#### EXERCISE BRIEF
Print the entries below again exactly as they stand, but skip any picture.

#### Dataset rows for apps and sites
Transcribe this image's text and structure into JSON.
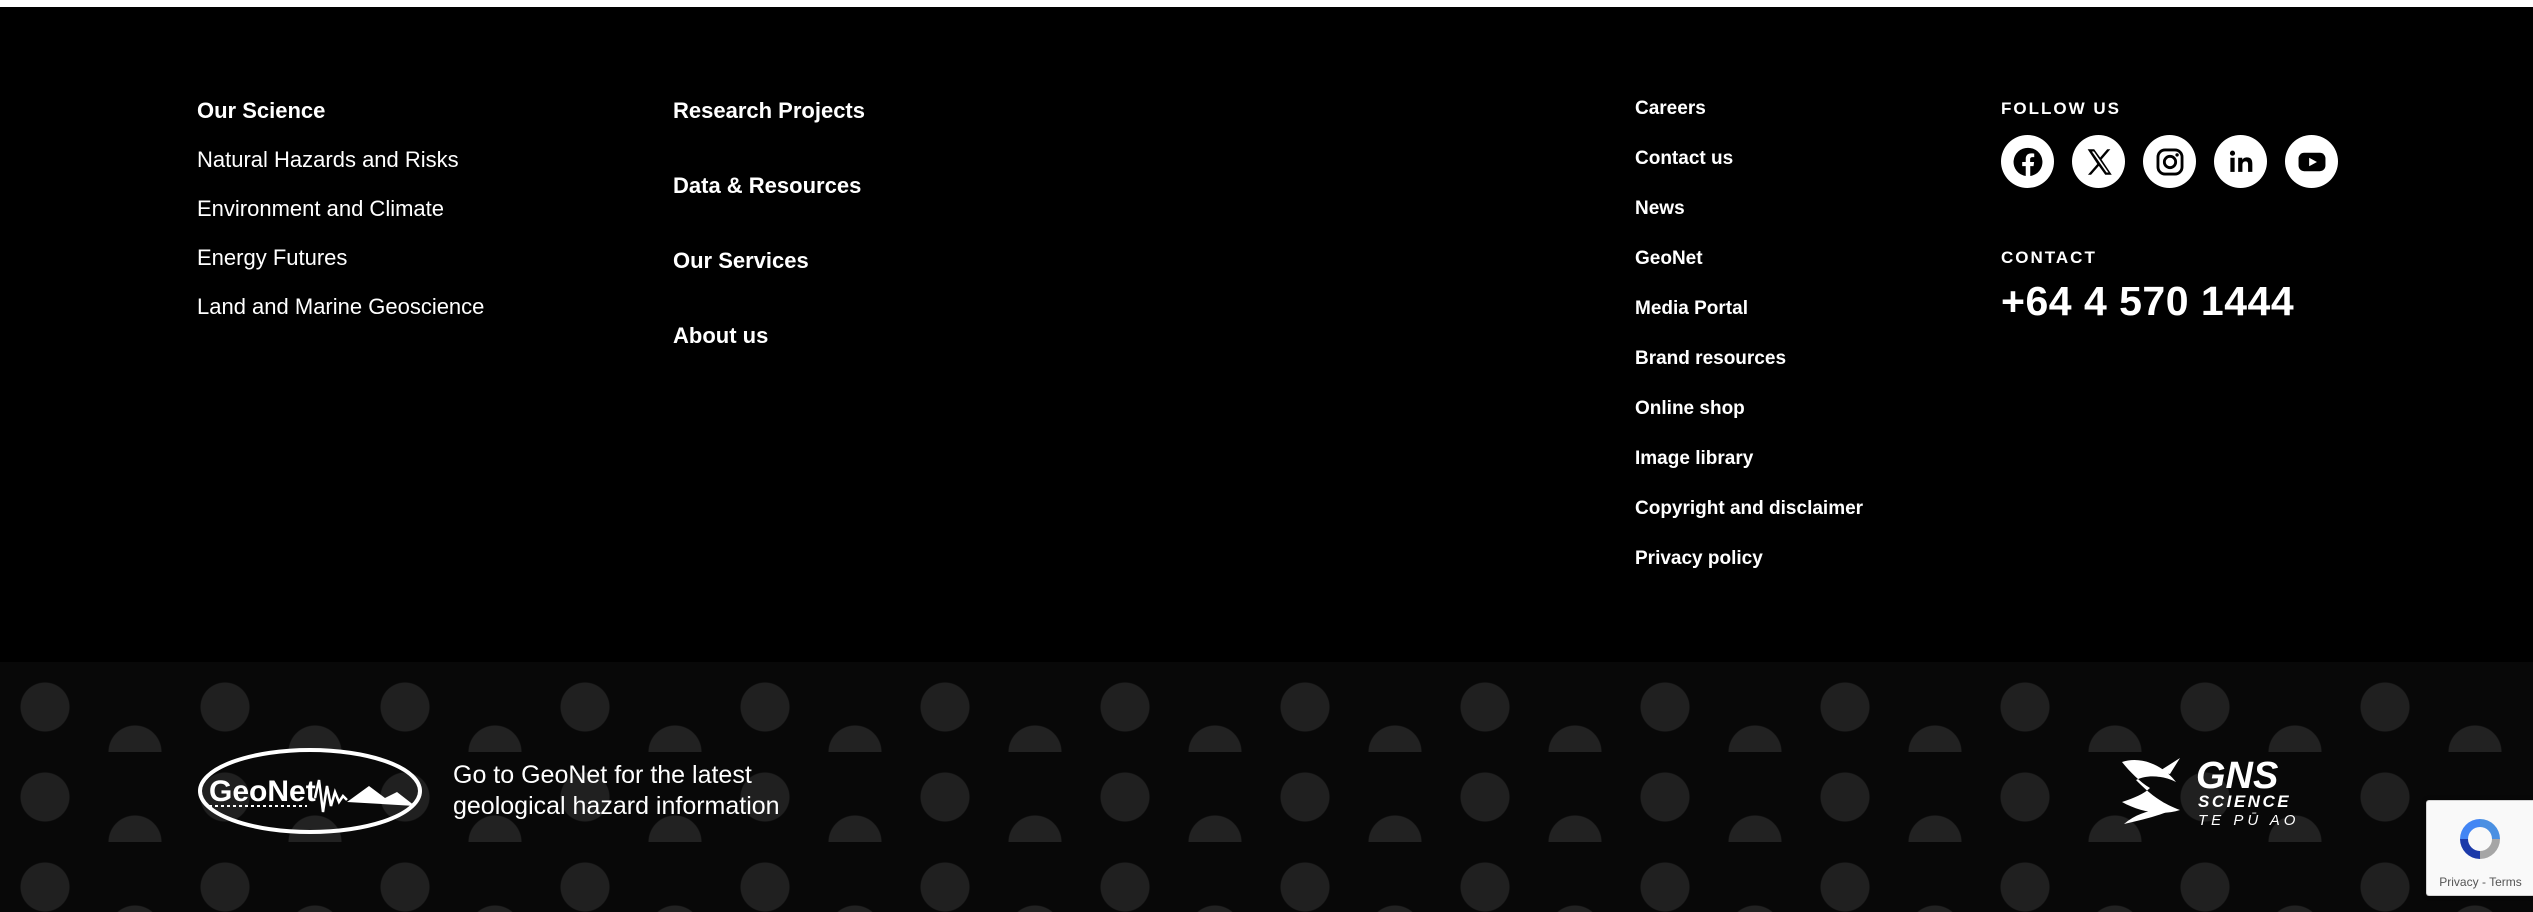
{
  "our_science": {
    "heading": "Our Science",
    "links": [
      "Natural Hazards and Risks",
      "Environment and Climate",
      "Energy Futures",
      "Land and Marine Geoscience"
    ]
  },
  "main_links": [
    "Research Projects",
    "Data & Resources",
    "Our Services",
    "About us"
  ],
  "utility_links": [
    "Careers",
    "Contact us",
    "News",
    "GeoNet",
    "Media Portal",
    "Brand resources",
    "Online shop",
    "Image library",
    "Copyright and disclaimer",
    "Privacy policy"
  ],
  "follow": {
    "label": "FOLLOW US",
    "icons": [
      "facebook-icon",
      "x-twitter-icon",
      "instagram-icon",
      "linkedin-icon",
      "youtube-icon"
    ]
  },
  "contact": {
    "label": "CONTACT",
    "phone": "+64 4 570 1444"
  },
  "geonet_promo": {
    "logo_text": "GeoNet",
    "line1": "Go to GeoNet for the latest",
    "line2": "geological hazard information"
  },
  "gns_logo": {
    "name": "GNS",
    "line1": "SCIENCE",
    "line2": "TE PŪ AO"
  },
  "recaptcha": {
    "privacy": "Privacy",
    "terms": "Terms",
    "separator": " - "
  },
  "colors": {
    "background": "#000000",
    "text": "#ffffff",
    "pattern": "#202020"
  }
}
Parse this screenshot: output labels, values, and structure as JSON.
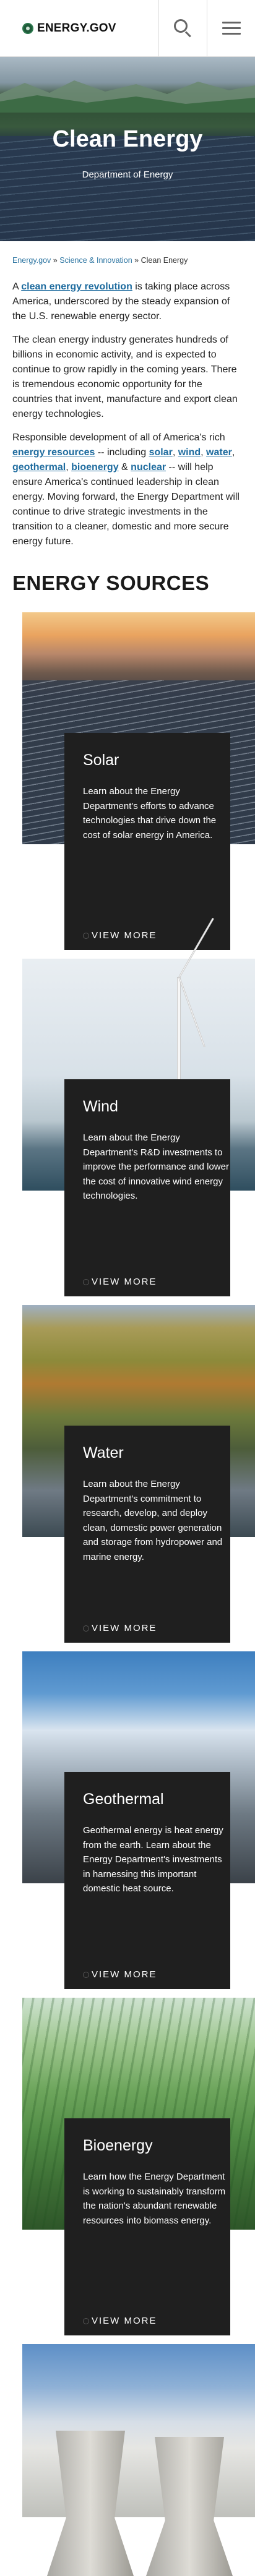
{
  "header": {
    "logo_text": "ENERGY.GOV",
    "search_icon": "search-icon",
    "menu_icon": "hamburger-menu-icon"
  },
  "hero": {
    "title": "Clean Energy",
    "subtitle": "Department of Energy"
  },
  "breadcrumb": {
    "items": [
      "Energy.gov",
      "Science & Innovation",
      "Clean Energy"
    ],
    "separator": "»"
  },
  "intro": {
    "p1_pre": "A ",
    "p1_link": "clean energy revolution",
    "p1_post": " is taking place across America, underscored by the steady expansion of the U.S. renewable energy sector.",
    "p2": "The clean energy industry generates hundreds of billions in economic activity, and is expected to continue to grow rapidly in the coming years. There is tremendous economic opportunity for the countries that invent, manufacture and export clean energy technologies.",
    "p3_pre": "Responsible development of all of America's rich ",
    "p3_link_resources": "energy resources",
    "p3_mid1": " -- including ",
    "p3_link_solar": "solar",
    "p3_comma1": ", ",
    "p3_link_wind": "wind",
    "p3_comma2": ", ",
    "p3_link_water": "water",
    "p3_comma3": ", ",
    "p3_link_geothermal": "geothermal",
    "p3_comma4": ", ",
    "p3_link_bioenergy": "bioenergy",
    "p3_amp": " & ",
    "p3_link_nuclear": "nuclear",
    "p3_post": " -- will help ensure America's continued leadership in clean energy. Moving forward, the Energy Department will continue to drive strategic investments in the transition to a cleaner, domestic and more secure energy future."
  },
  "section_title": "ENERGY SOURCES",
  "cards": [
    {
      "title": "Solar",
      "desc": "Learn about the Energy Department's efforts to advance technologies that drive down the cost of solar energy in America.",
      "more": "VIEW MORE"
    },
    {
      "title": "Wind",
      "desc": "Learn about the Energy Department's R&D investments to improve the performance and lower the cost of innovative wind energy technologies.",
      "more": "VIEW MORE"
    },
    {
      "title": "Water",
      "desc": "Learn about the Energy Department's commitment to research, develop, and deploy clean, domestic power generation and storage from hydropower and marine energy.",
      "more": "VIEW MORE"
    },
    {
      "title": "Geothermal",
      "desc": "Geothermal energy is heat energy from the earth. Learn about the Energy Department's investments in harnessing this important domestic heat source.",
      "more": "VIEW MORE"
    },
    {
      "title": "Bioenergy",
      "desc": "Learn how the Energy Department is working to sustainably transform the nation's abundant renewable resources into biomass energy.",
      "more": "VIEW MORE"
    }
  ]
}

#### WRITTEN ANSWER
Transcribe this image's text and structure into JSON.
{
  "our_science": {
    "heading": "Our Science",
    "links": [
      "Natural Hazards and Risks",
      "Environment and Climate",
      "Energy Futures",
      "Land and Marine Geoscience"
    ]
  },
  "main_links": [
    "Research Projects",
    "Data & Resources",
    "Our Services",
    "About us"
  ],
  "utility_links": [
    "Careers",
    "Contact us",
    "News",
    "GeoNet",
    "Media Portal",
    "Brand resources",
    "Online shop",
    "Image library",
    "Copyright and disclaimer",
    "Privacy policy"
  ],
  "follow": {
    "label": "FOLLOW US",
    "icons": [
      "facebook-icon",
      "x-twitter-icon",
      "instagram-icon",
      "linkedin-icon",
      "youtube-icon"
    ]
  },
  "contact": {
    "label": "CONTACT",
    "phone": "+64 4 570 1444"
  },
  "geonet_promo": {
    "logo_text": "GeoNet",
    "line1": "Go to GeoNet for the latest",
    "line2": "geological hazard information"
  },
  "gns_logo": {
    "name": "GNS",
    "line1": "SCIENCE",
    "line2": "TE PŪ AO"
  },
  "recaptcha": {
    "privacy": "Privacy",
    "terms": "Terms",
    "separator": " - "
  },
  "colors": {
    "background": "#000000",
    "text": "#ffffff",
    "pattern": "#202020"
  }
}
Parse this screenshot: output labels, values, and structure as JSON.
{
  "header": {
    "logo_text": "ENERGY.GOV",
    "search_icon": "search-icon",
    "menu_icon": "hamburger-menu-icon"
  },
  "hero": {
    "title": "Clean Energy",
    "subtitle": "Department of Energy"
  },
  "breadcrumb": {
    "items": [
      "Energy.gov",
      "Science & Innovation",
      "Clean Energy"
    ],
    "separator": "»"
  },
  "intro": {
    "p1_pre": "A ",
    "p1_link": "clean energy revolution",
    "p1_post": " is taking place across America, underscored by the steady expansion of the U.S. renewable energy sector.",
    "p2": "The clean energy industry generates hundreds of billions in economic activity, and is expected to continue to grow rapidly in the coming years. There is tremendous economic opportunity for the countries that invent, manufacture and export clean energy technologies.",
    "p3_pre": "Responsible development of all of America's rich ",
    "p3_link_resources": "energy resources",
    "p3_mid1": " -- including ",
    "p3_link_solar": "solar",
    "p3_comma1": ", ",
    "p3_link_wind": "wind",
    "p3_comma2": ", ",
    "p3_link_water": "water",
    "p3_comma3": ", ",
    "p3_link_geothermal": "geothermal",
    "p3_comma4": ", ",
    "p3_link_bioenergy": "bioenergy",
    "p3_amp": " & ",
    "p3_link_nuclear": "nuclear",
    "p3_post": " -- will help ensure America's continued leadership in clean energy. Moving forward, the Energy Department will continue to drive strategic investments in the transition to a cleaner, domestic and more secure energy future."
  },
  "section_title": "ENERGY SOURCES",
  "cards": [
    {
      "title": "Solar",
      "desc": "Learn about the Energy Department's efforts to advance technologies that drive down the cost of solar energy in America.",
      "more": "VIEW MORE"
    },
    {
      "title": "Wind",
      "desc": "Learn about the Energy Department's R&D investments to improve the performance and lower the cost of innovative wind energy technologies.",
      "more": "VIEW MORE"
    },
    {
      "title": "Water",
      "desc": "Learn about the Energy Department's commitment to research, develop, and deploy clean, domestic power generation and storage from hydropower and marine energy.",
      "more": "VIEW MORE"
    },
    {
      "title": "Geothermal",
      "desc": "Geothermal energy is heat energy from the earth. Learn about the Energy Department's investments in harnessing this important domestic heat source.",
      "more": "VIEW MORE"
    },
    {
      "title": "Bioenergy",
      "desc": "Learn how the Energy Department is working to sustainably transform the nation's abundant renewable resources into biomass energy.",
      "more": "VIEW MORE"
    }
  ]
}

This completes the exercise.